**Task prompt:**
Please return every line in the following data that includes the string "given".

**Recorded information:**
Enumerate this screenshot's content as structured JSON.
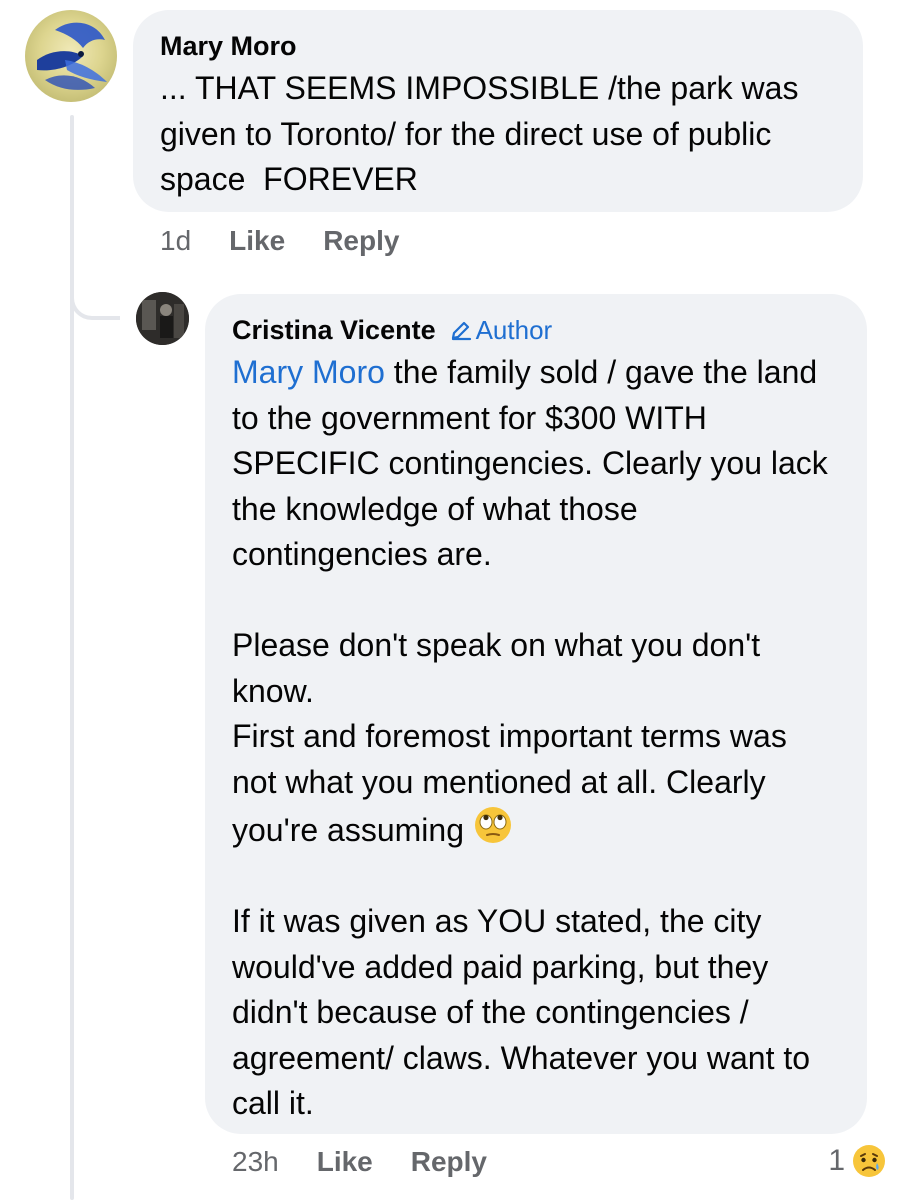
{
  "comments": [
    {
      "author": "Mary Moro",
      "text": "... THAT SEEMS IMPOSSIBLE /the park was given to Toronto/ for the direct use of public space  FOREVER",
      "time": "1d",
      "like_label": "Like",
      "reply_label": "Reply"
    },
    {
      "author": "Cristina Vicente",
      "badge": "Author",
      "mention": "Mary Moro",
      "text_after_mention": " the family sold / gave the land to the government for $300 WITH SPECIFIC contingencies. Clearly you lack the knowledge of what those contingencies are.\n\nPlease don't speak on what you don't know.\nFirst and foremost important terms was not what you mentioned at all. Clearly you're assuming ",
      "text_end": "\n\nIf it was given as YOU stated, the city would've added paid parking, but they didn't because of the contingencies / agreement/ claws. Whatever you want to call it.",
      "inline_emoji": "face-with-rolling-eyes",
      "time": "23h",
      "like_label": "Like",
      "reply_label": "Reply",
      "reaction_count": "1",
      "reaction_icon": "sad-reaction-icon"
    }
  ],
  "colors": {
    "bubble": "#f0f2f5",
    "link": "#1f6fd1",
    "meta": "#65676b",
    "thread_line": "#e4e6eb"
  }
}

**Your solution:**
      "text": "... THAT SEEMS IMPOSSIBLE /the park was given to Toronto/ for the direct use of public space  FOREVER",
      "text_end": "\n\nIf it was given as YOU stated, the city would've added paid parking, but they didn't because of the contingencies / agreement/ claws. Whatever you want to call it.",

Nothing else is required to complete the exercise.